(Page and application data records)
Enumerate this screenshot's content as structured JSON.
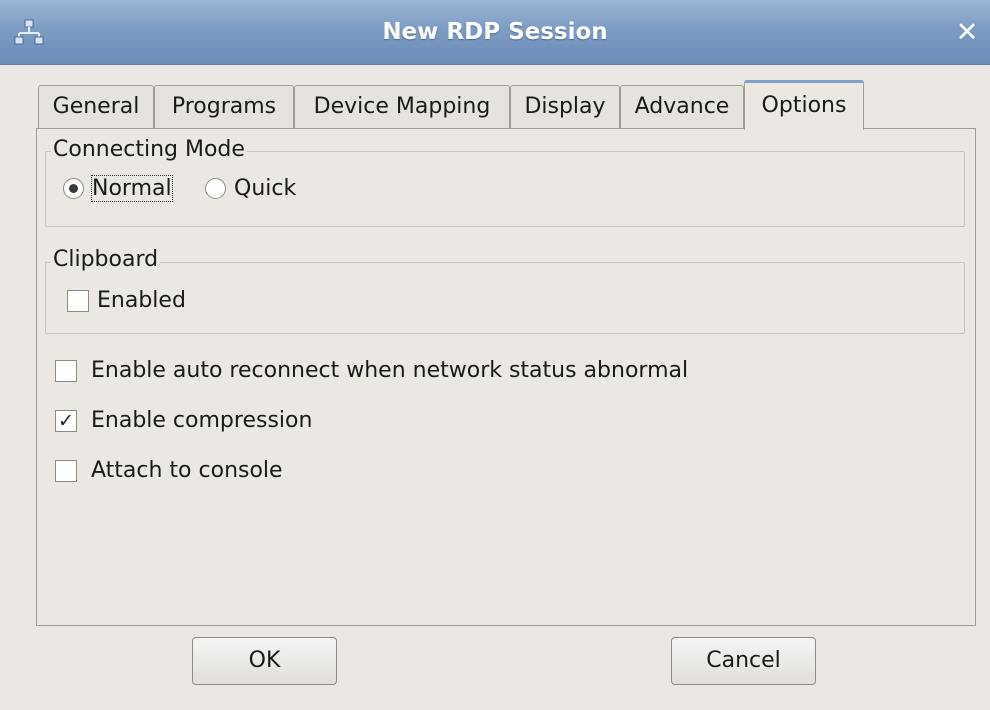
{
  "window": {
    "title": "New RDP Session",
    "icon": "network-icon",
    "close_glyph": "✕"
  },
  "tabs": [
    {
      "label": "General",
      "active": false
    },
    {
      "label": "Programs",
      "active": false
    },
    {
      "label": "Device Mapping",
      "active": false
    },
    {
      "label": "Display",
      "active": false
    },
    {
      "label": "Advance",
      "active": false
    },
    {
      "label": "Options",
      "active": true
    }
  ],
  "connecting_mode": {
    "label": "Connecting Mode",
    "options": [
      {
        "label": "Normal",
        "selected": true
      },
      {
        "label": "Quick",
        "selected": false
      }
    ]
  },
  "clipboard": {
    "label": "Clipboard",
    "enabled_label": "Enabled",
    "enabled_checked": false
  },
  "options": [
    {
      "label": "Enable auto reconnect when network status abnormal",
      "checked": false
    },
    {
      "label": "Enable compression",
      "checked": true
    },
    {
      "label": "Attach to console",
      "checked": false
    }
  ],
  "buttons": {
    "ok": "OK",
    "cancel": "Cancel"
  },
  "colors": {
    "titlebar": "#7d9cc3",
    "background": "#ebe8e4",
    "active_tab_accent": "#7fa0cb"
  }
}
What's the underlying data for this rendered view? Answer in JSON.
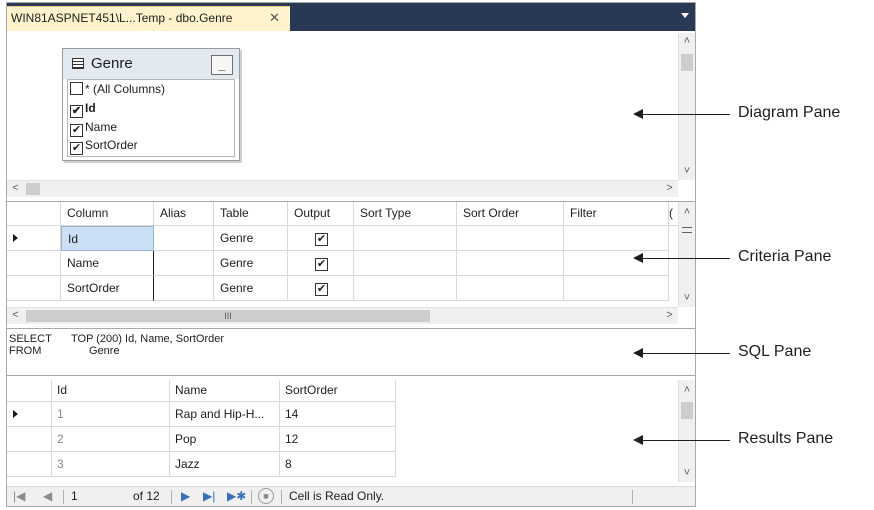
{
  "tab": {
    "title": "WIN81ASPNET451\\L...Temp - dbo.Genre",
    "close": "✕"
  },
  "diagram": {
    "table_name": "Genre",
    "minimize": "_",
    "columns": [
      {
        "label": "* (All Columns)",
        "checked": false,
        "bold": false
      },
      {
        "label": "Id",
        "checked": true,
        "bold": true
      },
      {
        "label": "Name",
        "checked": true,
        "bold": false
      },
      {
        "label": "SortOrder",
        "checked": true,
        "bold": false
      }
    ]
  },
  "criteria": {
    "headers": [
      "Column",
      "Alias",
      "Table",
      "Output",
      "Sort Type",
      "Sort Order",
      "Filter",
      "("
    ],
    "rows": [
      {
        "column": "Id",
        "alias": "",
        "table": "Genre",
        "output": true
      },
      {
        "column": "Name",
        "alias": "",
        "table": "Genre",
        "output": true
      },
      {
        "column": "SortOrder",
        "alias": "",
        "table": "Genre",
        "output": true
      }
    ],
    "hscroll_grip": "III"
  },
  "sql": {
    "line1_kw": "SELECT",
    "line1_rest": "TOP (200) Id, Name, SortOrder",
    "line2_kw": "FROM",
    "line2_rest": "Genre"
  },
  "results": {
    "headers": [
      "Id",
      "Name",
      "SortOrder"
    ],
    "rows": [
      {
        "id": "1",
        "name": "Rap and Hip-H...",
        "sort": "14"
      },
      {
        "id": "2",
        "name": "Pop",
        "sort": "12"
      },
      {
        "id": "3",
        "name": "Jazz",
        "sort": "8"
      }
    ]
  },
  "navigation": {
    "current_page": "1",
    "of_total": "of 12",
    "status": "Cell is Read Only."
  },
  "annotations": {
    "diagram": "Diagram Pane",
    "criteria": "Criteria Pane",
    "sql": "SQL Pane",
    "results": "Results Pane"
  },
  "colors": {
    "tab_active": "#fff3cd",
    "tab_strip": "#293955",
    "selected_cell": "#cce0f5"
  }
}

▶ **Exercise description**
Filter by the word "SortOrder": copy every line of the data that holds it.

▶ **Solution to this task**
        "label": "SortOrder",
        "column": "SortOrder",
    "line1_rest": "TOP (200) Id, Name, SortOrder",
      "SortOrder"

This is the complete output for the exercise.